The workshop engaged two different audiences. One was NYU students, scholars, and members of the larger NYU community, who had a multi-generational conversation about how individuals develop their own leadership capacity while also creating the conditions necessary for collective success. This conversation reinforced the value of collectivity across roles, culture, generations, and disciplines to open new perspectives to challenging issues. The group also reflected on formative leadership experiences, explored the role of reflection in advancing collective leadership, and discussed the dilemma of developing and practicing collective forms of leadership within hierarchical institutions.

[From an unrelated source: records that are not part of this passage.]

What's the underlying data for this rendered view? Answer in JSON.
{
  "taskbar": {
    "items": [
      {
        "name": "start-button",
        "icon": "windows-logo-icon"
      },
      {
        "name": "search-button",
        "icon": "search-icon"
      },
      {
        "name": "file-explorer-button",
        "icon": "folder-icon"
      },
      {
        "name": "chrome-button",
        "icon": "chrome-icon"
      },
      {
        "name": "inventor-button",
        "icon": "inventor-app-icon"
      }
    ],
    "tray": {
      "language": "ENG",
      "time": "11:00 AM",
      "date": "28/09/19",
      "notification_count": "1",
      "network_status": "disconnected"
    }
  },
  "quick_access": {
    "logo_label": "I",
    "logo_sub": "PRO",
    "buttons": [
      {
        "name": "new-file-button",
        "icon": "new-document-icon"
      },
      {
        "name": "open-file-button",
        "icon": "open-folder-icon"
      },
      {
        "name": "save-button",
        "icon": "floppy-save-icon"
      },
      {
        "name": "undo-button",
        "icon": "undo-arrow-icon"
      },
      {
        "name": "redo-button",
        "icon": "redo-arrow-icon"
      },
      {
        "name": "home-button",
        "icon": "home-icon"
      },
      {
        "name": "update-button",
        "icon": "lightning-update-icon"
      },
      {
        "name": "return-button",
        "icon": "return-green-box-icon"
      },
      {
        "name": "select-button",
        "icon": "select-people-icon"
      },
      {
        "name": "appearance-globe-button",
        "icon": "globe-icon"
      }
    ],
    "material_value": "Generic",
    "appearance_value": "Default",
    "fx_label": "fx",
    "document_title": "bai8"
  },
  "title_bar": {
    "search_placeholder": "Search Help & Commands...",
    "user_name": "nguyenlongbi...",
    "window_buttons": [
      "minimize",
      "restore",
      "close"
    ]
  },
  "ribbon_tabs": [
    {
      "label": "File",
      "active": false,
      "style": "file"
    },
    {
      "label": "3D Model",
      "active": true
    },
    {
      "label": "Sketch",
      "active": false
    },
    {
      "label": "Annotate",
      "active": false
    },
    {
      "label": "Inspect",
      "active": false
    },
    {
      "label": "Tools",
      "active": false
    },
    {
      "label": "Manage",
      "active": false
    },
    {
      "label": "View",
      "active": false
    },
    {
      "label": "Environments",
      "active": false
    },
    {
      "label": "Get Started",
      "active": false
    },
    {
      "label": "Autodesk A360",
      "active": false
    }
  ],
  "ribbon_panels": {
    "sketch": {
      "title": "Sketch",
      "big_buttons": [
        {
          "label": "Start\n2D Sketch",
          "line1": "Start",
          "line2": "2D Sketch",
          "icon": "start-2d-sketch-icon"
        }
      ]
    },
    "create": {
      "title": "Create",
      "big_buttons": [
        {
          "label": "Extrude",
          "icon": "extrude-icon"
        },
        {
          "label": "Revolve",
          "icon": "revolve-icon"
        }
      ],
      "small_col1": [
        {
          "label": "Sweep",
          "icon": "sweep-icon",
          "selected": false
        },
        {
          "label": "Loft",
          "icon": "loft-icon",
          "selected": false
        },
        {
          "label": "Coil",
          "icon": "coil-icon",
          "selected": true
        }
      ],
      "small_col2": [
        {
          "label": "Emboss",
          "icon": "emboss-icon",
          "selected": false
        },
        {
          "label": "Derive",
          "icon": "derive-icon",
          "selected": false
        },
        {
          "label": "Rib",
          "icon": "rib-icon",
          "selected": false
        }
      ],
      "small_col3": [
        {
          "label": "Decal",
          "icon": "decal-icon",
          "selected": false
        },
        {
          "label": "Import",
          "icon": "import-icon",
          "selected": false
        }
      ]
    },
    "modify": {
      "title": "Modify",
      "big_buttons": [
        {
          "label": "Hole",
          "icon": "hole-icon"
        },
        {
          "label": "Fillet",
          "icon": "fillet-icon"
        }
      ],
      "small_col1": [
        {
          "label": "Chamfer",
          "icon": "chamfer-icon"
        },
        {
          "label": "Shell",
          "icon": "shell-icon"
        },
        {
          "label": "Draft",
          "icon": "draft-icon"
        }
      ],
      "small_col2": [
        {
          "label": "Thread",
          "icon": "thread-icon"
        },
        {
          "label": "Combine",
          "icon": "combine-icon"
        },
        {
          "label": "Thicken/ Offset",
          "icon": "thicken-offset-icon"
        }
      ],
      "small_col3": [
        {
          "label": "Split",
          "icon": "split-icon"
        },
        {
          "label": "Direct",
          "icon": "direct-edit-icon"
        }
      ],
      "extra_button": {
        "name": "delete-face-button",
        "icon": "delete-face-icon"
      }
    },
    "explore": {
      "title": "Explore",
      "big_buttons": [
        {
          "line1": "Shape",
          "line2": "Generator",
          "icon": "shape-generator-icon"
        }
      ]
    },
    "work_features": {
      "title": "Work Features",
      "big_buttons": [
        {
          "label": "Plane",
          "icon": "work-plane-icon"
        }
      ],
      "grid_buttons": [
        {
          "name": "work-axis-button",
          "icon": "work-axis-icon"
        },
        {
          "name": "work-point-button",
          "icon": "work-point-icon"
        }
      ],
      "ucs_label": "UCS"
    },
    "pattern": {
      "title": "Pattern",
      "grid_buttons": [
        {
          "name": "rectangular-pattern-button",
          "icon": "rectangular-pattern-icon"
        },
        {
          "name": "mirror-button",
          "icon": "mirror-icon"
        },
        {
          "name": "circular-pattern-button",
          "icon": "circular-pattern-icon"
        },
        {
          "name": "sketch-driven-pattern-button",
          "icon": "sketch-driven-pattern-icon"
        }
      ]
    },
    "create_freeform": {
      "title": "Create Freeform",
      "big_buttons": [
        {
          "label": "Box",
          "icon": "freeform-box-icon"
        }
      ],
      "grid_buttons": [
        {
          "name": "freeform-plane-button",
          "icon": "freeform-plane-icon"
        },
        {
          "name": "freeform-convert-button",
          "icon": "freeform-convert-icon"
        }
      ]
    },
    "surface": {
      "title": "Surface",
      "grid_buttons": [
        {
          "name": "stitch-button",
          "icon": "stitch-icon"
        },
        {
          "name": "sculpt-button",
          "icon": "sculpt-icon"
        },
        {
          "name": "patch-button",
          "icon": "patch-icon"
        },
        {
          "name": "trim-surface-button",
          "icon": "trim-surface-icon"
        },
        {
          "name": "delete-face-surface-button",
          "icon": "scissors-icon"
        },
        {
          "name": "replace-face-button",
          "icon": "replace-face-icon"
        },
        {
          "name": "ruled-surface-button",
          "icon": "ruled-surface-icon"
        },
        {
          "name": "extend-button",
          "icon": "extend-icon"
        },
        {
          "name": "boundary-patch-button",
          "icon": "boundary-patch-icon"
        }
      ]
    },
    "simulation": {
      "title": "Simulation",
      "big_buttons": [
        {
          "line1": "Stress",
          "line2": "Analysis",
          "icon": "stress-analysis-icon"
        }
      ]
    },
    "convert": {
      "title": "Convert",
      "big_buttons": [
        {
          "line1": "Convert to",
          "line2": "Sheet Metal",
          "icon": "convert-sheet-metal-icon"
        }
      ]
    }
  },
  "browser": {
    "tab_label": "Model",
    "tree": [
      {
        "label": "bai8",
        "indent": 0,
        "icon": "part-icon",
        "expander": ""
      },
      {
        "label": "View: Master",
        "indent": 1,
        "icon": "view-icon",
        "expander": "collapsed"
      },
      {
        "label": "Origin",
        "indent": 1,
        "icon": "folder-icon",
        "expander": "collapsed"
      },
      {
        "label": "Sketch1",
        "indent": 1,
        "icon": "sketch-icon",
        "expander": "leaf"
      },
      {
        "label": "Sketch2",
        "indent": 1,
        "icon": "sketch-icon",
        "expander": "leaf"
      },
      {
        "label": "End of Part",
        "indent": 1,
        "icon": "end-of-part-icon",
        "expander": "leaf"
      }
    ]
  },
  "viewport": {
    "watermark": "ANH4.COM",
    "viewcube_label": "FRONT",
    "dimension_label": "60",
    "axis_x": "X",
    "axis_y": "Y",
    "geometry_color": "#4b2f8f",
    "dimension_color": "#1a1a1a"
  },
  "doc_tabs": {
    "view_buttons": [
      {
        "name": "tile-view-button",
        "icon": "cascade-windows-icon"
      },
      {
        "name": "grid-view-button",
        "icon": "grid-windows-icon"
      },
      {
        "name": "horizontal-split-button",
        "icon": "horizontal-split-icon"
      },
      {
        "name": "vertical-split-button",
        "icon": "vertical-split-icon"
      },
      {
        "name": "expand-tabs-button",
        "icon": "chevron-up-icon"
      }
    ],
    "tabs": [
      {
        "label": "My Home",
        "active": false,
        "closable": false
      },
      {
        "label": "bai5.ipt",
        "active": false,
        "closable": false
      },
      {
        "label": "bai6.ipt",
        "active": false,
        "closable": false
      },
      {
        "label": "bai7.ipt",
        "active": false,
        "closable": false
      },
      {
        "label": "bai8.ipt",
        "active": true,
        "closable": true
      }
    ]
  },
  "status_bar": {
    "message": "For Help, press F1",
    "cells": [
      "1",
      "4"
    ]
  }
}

The other audience, academic and practice-oriented scholars, explored the implications of the tension between individual and collective dimensions for how to practice both rigorous research and effective teaching of leadership.
The group grappled with various understandings of collective leadership (the term encompasses a plurality of perspectives) and their impact on how we connect the individual and the collective, and how this affects our research and teaching decisions. Participants also explored concrete tools and techniques to improve research and teaching practices highlighting the interdependent connections between the self and the groups in making leadership happen.
In the end, workshop participants agreed to hold the individual-collective tension more lightly and experiment with the resulting consequences, while paying attention to the synergy that emerges from maintaining the tension in awareness, and not seeing the individual and the collective as mutually exclusive. Participants also appreciated the opportunity to engage in an explicit conversation on their teaching practice, something that seldom happens in academic research conferences.
Finally, a question that brought much energy to the concluding conversation—suggesting the need to continue exploring it as the network moves forward—was: “Leading for what and with whom?” In other words, what difference does the specific purpose of leadership (or the challenge that it calls forth) make for the kind of leadership that emerges and for how we think about it in research, teaching, and practice? Given this question, participants agreed that it was essential for the collective leadership conversation to further explore the role of broad social values like justice, democracy, citizenship, equity, and equality.